Creatives and Credits:
Choreographer: Eliot Smith
Music and Sections:
Coal Tubs off the Way
Nature - Cave Dripping Water Sound Effect. Composer: Hollywood Sound Effects
There is No Safe Side But the Side of Truth - The Miners Hymns. Composer: Johann Johannsson
The Bar Playing Dominoes
Bar Ambience (Pub People Talk Talking Background Noise) - Ambient Sound Effects. Composer: Finnolia Sound Effects
Jeep Jockey Jump - In the mood for Glen Miller Vol. 1. Composer: The Jack Million Band
Fish and Chips
Background - Fish & Chip Shop Sound Effect - Hollywood Sound Effects Vol. 2. Composer: Hollywood Sound Effects
The Old Fisher's Invitation - 'From Tyne to Tweed’ – The Northumberland Anthology. Composer: David Haslam
Dawn In The Country With Birds Chirping - Sound Effects: Nature. Composer: Sound Effects
Northumberland - John Jeffreys: Of Fire and Dew. Composer: Jonathan Veria & Shelly Katz
Jazz Band Parade
Carnival Crowd - Essential Home Video Sound Effects. Composer: BBC Sound Effects Library
Songs of the Tyne - The Music Lives On Now the Mines Have Gone. Composer: Beakpark and Esh Colliery Band
The Cause of Labour is the Hope of the World - The Miners Hymns. Composer: Johann Johannsson
Progging the Mat
1. String of Pearls - In the mood for Glen Miller Vol. 1. Composer: The Jack Million Band
1. They Being Dead Yet Speaketh - The Miners Hymns. Composer: Johann Johannsson
The Xmas Tree
1. O Christmas Tree - International Staff Band of The Salvation Army
2. The Joy of Christmas - The Salvation Army
Costume: Eliot Smith
Premiered: Newbiggin Maritime Center, Thursday 10 Nov 2016
Supported and Funded by Arts Council England, Northumberland Arts Development, Newbiggin-by-the-Sea Town Council and Ashington Town Council.
PITMAN was created in partnership with Woodhorn Museum.
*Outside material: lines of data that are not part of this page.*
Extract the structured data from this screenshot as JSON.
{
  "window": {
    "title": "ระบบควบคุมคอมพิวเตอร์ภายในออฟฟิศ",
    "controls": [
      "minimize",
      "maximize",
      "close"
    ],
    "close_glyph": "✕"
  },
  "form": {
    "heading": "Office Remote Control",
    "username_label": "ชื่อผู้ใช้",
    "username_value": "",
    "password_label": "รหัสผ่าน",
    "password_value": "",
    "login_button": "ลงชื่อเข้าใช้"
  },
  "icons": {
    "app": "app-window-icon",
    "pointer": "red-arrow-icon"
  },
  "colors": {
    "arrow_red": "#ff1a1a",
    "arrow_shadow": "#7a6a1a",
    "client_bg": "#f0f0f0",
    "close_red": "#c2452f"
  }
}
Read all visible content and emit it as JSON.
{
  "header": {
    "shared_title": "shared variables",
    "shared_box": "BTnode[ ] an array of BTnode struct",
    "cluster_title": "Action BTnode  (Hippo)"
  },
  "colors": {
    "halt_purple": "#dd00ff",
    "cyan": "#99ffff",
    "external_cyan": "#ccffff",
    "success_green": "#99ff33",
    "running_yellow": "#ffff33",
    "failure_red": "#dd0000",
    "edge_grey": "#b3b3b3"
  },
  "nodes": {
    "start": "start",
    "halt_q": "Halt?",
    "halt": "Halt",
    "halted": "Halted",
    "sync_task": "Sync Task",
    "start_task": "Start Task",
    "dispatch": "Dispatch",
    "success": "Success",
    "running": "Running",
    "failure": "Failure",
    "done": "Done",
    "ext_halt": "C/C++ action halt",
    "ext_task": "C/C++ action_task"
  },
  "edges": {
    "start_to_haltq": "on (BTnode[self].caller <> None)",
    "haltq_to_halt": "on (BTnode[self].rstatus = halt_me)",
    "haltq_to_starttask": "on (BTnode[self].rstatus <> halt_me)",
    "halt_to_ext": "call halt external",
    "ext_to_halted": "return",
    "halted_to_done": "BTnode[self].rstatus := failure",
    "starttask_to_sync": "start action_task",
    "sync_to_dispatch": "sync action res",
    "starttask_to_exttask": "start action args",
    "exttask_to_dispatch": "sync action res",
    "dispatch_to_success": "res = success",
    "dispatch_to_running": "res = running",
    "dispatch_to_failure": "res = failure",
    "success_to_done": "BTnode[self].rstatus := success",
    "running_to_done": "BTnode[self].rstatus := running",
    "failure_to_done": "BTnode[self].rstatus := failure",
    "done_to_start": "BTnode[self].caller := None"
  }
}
Special thanks to Bill Bell.
Eliot Smith describes the work;
With the kind permission of The Ashington Group Trustees; PITMAN tells the simple but inspiring real life story of a group of miners who with no formal artistic training, depicted their daily lives in a series of paintings which have become celebrated and revered in the art world, as well as providing an important visual commentary for social historians.
With intimate solos, duets and dramatic ensemble dancing the work explores the hopes, dreams and determination of the Ashington Group.
The pitman painters have been celebrated through exhibitions, art books and articles and Lee Hall’s hugely successful play. To the best of our knowledge this is the first celebration of these unique individuals in dance form.
The idea of PITMAN originally came from David Young, the chairman of ESC, himself the son of a miner who had worked at Woodhorn Colliery for nearly fifty years. David grew up in Ashington in the 1950s and he raised the idea of creating a work based on the pitman painters more than three years ago.
The Ashington Group, known globally as The Pitmen Painters, is the inspiration for PITMAN. It tells the simple but inspiring real life story of a group of miners who, with no formal artistic training, depicted their daily lives in a series of paintings which have become celebrated and revered in the art world, as well as providing an important visual commentary for social historians.
I have selected nine paintings (Coal Tubs off the Way by George Brown, The Bar Playing Dominoes by Andrew Foreman, Fish and Chips by Fred Laidler, Dawn-Ashington Colliery by Oliver Kilbourn, Jazz Band Parade by J F Harrison, The Bowler by Len Robinson, Progging the Mat by Oliver Kilbourn, The Miner by Leslie Brownrigg and The Xmas Tree Harry Wilson) that I believe are the most revealing yet simple works created by the Ashington Group. The story of these painters has been celebrated throughout the world of art, as well as in the theatre (Lee Hall) but this I believe is the first depiction through dance. Although working people have displayed talents not traditionally associated with their class it largely went unnoticed. The WEA, from which the painters directly benefited was a positive force in realising that latent potential. The creation of Pitman has led me to revisit an issue that has always fascinated me; the link between art in all its diverse forms and the working class. With intimate and emotional solos, duets and dramatic ensemble dancing the work explores the hopes, dreams and talent of the Ashington Group.